For example, consumers will be able to opt in or out of tests that report risks for debilitating diseases that don't have prevention or treatment options, such as Alzheimer's. 23andMe will have to detail whether professional guidelines recommend such testing, and communicate to users that the variants are most relevant for specific populations, such as those of European descent, in the case of APOE4 alleles.

One of the concerns that Watson had was that many of the genes included in 23andMe's service have been studied in specific ethnic or racial groups, and therefore aren't generalizable to the population. This was a major worry for the late Allen Roses, whose lab discovered the link between APOE4 and late-onset Alzheimer's more than two decades earlier. Roses, who died earlier this year, wasn't a fan of 23andMe or the consumer genomics trend in general, and did not want APOE4 to be misused for Alzheimer's risk prediction at the population level.

The fact that a study called REVEAL found people didn't become anxious after learning their APOE status, "is not a real reason for buying these tests," Roses said in 2011, in reaction to the news that 23andMe was allowing customers to opt-in to a report for late-onset Alzheimer's risk. The test shouldn't be offered directly to consumers, he believed, because the APOE genotype "is not particularly useful in normal individuals for an accurate assessment of their proximal risk." 

Mendelsohn similarly questioned the value of 23andMe's health risk tests, but thought that if the risks were properly managed it could have a positive, educational impact. "As long as customers and physicians recognize what is and isn't determined by the 23andMe health panel, then I think it's great and leans more toward increasing awareness, participation, and enthusiasm," he said. "When this panel becomes seen as 'standard' or 'complete' or 'recommended' or 'evidence-based,' then we run into trouble."

Despite the reservations of medical professionals, the public will soon have access to their genetic risks for a variety of diseases — though the agency excluded from its direct-to-consumer marketing authorization risk tests that can be used to guide treatment decisions, such as BRCA testing. The FDA's authorization also came with special controls, or instructions, that 23andMe can use to launch other disease risk tests for direct-to-consumer access that gauge well-studied genetic variants. Based on its experience reviewing 23andMe's test, the agency is also planning to publish a Federal Register notice outlining how other companies can launch similar direct-to-consumer health risk tests.

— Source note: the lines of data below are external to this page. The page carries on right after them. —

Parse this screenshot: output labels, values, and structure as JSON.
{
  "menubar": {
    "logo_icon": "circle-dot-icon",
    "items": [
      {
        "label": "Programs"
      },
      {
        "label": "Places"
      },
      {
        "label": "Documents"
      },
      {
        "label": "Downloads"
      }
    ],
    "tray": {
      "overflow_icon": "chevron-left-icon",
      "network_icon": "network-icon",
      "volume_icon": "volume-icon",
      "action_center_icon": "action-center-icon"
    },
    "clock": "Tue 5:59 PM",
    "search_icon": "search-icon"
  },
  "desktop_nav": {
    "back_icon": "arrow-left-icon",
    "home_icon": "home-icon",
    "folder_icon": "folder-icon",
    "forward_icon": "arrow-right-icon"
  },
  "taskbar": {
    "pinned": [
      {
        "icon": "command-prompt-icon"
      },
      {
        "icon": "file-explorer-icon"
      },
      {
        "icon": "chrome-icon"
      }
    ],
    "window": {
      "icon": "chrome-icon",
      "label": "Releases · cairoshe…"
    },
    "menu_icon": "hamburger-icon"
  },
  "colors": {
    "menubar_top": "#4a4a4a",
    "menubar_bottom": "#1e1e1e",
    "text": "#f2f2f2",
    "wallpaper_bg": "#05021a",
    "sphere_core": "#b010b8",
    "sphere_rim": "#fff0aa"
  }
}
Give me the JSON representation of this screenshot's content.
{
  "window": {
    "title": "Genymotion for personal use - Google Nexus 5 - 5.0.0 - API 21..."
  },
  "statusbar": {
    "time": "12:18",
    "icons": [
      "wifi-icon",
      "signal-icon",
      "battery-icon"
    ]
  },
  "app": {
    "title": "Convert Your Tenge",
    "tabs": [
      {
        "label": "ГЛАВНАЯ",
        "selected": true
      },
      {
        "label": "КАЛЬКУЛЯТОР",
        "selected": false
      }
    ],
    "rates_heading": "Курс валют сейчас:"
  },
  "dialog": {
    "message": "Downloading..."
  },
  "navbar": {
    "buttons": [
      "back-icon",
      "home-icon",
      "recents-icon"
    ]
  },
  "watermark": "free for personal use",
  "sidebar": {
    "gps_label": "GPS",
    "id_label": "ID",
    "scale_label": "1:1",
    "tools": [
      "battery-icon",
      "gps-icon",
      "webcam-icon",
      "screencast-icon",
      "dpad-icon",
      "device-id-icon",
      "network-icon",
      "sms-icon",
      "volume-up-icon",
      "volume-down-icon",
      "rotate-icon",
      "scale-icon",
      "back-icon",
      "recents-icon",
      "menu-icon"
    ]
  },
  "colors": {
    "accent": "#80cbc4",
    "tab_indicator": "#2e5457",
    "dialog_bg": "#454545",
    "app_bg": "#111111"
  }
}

The ACMG noted in its statement a number of knowledge gaps that need to be addressed for such tests to be offered safely, and at the top of the list was publicly sharing data on genetic variants. 23andMe does collect genotype and phenotype data from consenting customers, and again with their permission, may collect additional information that is utilized by its pharmaceutical partners. 

The ACMG's Watson is of the view that 23andMe has a responsibility to share data within efforts like ClinGen, a project to create a central resource of genetic variants and clinical outcomes. 23andMe has previously said that it chooses to share its research findings through its blog and peer-reviewed publications. According to the company, it hasn't submitted data to public variant databases because it tests for well-studied and known variants. 

Hibbs said 23andMe "looked at some of the statements FDA has made about [sharing through] databases, but it's pretty nascent, and we do publish a lot."

23andMe could still share data, Watson opined, to improve understanding of the outcomes of asymptomatic individuals who have certain genetic variants, since knowledge of the impact of these markers are currently biased due to testing mostly affected people. He noted that there are efforts underway within ClinVar, a database of genotype and phenotype relationships, to capture this data in asymptomatic populations. "What if we could get into ClinVar that information on asymptomatic individuals as a secondary finding [from whole-genome or exome sequencing], or now, [from] a primary genomic screen?" he posited.